Mapping invasive aquatic vegetation in the Sacramento-San Joaquin Delta using hyperspectral imagery

TitleMapping invasive aquatic vegetation in the Sacramento-San Joaquin Delta using hyperspectral imagery
Publication TypeJournal Article
Underwood EC, Mulitsch MJ, Greenberg JA, Whiting ML, Ustin SL, Kefauver SC
Year of Publication2006

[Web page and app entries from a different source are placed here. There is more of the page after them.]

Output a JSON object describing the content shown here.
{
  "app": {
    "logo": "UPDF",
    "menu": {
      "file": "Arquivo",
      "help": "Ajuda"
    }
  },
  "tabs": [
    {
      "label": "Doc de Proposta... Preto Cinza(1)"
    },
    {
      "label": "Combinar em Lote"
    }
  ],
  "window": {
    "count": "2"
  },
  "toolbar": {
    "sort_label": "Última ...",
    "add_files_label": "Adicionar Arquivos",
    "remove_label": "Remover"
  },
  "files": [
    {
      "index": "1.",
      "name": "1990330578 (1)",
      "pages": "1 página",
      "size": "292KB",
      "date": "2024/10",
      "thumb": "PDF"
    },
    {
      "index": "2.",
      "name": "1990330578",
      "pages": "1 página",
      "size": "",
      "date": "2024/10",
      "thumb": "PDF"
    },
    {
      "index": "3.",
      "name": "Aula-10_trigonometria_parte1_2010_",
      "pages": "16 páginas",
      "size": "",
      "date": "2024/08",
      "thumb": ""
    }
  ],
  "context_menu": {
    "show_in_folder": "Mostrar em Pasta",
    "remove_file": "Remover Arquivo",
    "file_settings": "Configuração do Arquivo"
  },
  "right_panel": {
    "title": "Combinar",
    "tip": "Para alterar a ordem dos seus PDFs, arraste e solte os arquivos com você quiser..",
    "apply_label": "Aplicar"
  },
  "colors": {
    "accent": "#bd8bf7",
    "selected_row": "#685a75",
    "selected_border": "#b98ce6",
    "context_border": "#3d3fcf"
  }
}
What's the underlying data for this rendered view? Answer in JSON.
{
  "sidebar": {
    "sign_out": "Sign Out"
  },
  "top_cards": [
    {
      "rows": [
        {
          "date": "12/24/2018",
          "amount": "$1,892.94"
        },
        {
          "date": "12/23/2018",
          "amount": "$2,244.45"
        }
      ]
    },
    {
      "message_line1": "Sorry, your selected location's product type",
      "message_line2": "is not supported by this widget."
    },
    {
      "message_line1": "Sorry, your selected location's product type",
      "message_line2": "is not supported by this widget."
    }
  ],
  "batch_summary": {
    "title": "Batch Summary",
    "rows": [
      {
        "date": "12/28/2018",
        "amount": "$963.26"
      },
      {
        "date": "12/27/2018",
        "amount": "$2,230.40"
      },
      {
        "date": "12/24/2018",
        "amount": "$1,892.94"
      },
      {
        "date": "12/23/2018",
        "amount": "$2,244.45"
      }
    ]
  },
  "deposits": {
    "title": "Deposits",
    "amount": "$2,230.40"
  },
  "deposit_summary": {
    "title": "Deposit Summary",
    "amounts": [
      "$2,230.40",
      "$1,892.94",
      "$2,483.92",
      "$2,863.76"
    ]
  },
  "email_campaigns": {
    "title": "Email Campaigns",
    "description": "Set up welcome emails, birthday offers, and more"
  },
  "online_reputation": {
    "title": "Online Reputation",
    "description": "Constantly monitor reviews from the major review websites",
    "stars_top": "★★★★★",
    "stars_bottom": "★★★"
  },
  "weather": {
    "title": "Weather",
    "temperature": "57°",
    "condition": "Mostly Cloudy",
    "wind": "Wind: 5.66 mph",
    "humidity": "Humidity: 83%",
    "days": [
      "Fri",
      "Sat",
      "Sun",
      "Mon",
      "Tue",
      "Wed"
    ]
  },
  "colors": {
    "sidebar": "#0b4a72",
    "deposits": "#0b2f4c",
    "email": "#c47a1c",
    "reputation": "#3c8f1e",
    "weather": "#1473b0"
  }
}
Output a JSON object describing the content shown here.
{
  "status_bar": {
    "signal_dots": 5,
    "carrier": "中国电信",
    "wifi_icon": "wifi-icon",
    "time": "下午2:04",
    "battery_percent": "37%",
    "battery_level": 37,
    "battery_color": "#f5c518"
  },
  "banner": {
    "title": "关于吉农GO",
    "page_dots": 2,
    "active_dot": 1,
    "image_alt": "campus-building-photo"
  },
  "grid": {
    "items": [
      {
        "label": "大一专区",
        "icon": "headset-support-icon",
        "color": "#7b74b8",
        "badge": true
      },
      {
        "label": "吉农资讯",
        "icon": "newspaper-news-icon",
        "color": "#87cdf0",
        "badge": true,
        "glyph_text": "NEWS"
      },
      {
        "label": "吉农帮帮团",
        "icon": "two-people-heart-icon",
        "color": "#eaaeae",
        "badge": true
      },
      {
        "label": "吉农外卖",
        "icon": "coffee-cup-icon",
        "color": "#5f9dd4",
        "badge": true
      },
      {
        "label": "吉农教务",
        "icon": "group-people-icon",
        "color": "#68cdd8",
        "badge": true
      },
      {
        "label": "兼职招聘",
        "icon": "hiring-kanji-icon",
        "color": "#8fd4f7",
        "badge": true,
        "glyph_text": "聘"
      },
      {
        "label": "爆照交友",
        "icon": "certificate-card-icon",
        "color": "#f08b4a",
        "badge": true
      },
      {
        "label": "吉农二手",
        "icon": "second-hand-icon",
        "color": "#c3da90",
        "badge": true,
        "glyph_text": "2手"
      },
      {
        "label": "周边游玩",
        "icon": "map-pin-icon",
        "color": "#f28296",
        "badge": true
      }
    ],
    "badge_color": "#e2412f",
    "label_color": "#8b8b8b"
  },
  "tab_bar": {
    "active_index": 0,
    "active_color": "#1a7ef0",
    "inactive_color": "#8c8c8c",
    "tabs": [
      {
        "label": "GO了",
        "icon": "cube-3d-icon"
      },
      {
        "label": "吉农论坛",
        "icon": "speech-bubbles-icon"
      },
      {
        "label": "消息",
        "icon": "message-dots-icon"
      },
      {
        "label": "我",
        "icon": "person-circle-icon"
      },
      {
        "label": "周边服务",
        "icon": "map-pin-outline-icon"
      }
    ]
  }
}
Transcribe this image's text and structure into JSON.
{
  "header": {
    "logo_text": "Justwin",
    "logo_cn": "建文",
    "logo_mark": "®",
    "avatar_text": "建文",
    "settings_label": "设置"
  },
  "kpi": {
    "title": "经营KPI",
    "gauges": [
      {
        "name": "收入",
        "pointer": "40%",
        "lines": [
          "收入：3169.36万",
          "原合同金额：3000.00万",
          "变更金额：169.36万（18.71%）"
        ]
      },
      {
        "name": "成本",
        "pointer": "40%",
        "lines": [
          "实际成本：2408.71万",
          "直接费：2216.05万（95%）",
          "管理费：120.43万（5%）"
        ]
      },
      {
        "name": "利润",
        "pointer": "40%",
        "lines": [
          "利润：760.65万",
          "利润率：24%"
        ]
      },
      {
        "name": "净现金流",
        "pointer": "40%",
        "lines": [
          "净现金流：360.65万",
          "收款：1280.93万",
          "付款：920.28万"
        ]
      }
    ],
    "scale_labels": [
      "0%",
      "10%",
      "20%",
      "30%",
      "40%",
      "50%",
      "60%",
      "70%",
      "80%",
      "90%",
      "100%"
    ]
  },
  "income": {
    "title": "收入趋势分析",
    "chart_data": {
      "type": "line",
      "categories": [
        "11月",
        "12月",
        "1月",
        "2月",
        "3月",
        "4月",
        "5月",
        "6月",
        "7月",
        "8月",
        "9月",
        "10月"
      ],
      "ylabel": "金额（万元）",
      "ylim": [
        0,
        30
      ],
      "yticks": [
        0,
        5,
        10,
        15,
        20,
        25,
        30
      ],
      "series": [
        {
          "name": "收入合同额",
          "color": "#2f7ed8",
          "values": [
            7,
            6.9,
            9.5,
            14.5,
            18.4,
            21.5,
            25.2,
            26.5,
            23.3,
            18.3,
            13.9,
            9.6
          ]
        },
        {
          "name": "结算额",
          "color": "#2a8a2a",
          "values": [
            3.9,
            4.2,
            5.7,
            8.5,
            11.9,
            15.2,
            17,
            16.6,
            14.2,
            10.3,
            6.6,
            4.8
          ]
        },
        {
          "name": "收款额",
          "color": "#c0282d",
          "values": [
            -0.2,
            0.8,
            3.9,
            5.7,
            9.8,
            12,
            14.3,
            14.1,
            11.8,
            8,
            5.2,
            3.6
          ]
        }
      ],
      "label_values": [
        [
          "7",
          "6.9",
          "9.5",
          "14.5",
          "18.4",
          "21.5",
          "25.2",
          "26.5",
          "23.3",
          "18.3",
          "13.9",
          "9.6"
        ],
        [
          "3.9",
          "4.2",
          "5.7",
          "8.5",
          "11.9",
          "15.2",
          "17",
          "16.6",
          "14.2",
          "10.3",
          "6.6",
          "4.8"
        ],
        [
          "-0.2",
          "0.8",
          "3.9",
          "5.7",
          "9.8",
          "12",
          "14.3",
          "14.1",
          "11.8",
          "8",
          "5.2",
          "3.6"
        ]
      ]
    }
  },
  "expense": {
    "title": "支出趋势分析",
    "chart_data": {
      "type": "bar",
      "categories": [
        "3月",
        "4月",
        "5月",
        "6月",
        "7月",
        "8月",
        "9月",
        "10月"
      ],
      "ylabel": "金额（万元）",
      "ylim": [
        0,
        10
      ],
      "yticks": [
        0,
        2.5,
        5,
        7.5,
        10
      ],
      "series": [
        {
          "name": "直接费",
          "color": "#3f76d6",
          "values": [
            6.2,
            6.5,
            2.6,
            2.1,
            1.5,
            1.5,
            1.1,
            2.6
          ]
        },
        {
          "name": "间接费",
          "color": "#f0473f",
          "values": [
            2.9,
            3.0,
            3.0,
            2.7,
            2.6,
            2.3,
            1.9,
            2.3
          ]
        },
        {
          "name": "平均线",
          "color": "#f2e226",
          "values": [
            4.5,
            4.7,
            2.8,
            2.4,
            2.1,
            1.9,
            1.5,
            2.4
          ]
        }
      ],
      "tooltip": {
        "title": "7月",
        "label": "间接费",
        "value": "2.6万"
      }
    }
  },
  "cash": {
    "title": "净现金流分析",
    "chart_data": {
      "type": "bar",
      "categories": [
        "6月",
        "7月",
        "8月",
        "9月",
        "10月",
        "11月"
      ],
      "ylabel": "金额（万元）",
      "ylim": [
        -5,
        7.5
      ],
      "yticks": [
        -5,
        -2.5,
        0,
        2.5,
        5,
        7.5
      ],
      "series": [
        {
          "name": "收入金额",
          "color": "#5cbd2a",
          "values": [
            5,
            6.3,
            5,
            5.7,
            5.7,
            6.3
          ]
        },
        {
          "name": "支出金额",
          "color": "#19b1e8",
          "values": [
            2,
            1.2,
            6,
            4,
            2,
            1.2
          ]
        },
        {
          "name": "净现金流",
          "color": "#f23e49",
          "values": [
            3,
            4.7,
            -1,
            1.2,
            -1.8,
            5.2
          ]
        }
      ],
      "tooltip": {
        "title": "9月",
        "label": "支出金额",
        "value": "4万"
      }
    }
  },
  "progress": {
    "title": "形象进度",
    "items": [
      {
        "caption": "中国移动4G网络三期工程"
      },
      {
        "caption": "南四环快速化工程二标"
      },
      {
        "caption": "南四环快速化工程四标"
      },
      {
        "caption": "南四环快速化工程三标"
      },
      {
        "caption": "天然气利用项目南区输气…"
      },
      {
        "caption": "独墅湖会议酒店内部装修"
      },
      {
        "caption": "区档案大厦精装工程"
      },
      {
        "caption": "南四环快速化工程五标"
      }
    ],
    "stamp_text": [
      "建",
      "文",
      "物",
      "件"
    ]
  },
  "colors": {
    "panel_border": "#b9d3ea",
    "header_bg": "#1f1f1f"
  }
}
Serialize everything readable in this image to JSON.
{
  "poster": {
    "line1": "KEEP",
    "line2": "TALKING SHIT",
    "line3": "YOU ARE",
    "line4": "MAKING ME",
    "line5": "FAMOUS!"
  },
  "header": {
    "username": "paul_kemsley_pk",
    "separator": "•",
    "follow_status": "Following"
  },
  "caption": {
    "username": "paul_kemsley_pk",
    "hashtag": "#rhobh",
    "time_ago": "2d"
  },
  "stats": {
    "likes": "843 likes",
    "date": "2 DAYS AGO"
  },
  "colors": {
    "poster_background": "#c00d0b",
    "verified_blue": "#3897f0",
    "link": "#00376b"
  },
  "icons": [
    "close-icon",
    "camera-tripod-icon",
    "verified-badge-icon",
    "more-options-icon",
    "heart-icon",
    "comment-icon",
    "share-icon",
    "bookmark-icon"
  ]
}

The ecological and economic impacts associated with invasive species are of critical
concern to land managers. The ability to map the extent and severity of invasions would be
a valuable contribution to management decisions relating to control and monitoring efforts. We
investigated the use of hyperspectral imagery for mapping invasive aquatic plant species in the
Sacramento-San Joaquin Delta in the Central Valley of California, at two spatial scales. Sixty-four
flightlines of HyMap hyperspectral imagery were acquired over the study region covering an area of
2,139 km2 and field work was conducted to acquire GPS locations of target invasive species.We used
spectral mixture analysis to classify two target invasive species; Brazilian waterweed (Egeria densa),
a submerged invasive, and water hyacinth (Eichhornia crassipes), a floating emergent invasive. At the
relatively fine spatial scale for five sites within the Delta (average size 51 ha) average classification
accuracies were 93% for Brazilian waterweed and 73% for water hyacinth. However, at the coarser,
Delta-wide scale (177,000 ha) these accuracy results were 29% for Brazilian waterweed and 65% for
water hyacinth. The difference in accuracy is likely accounted for by the broad range in water turbidity
and tide heights encountered across the Delta. These findings illustrate that hyperspectral imagery is
a promising tool for discriminating target invasive species within the Sacramento-San Joaquin Delta
waterways although more work is needed to develop classification tools that function under changing
environmental conditions.

JournalEnvironmental Monitoring and Assessment
KeywordsBrazilian waterweed, California, Egeria densa, Eichhornia crassipes, HyMap, hyperspectral imagery, remote sensing, spectral mixture analysis, submerged aquatic vegetation, water hyacinth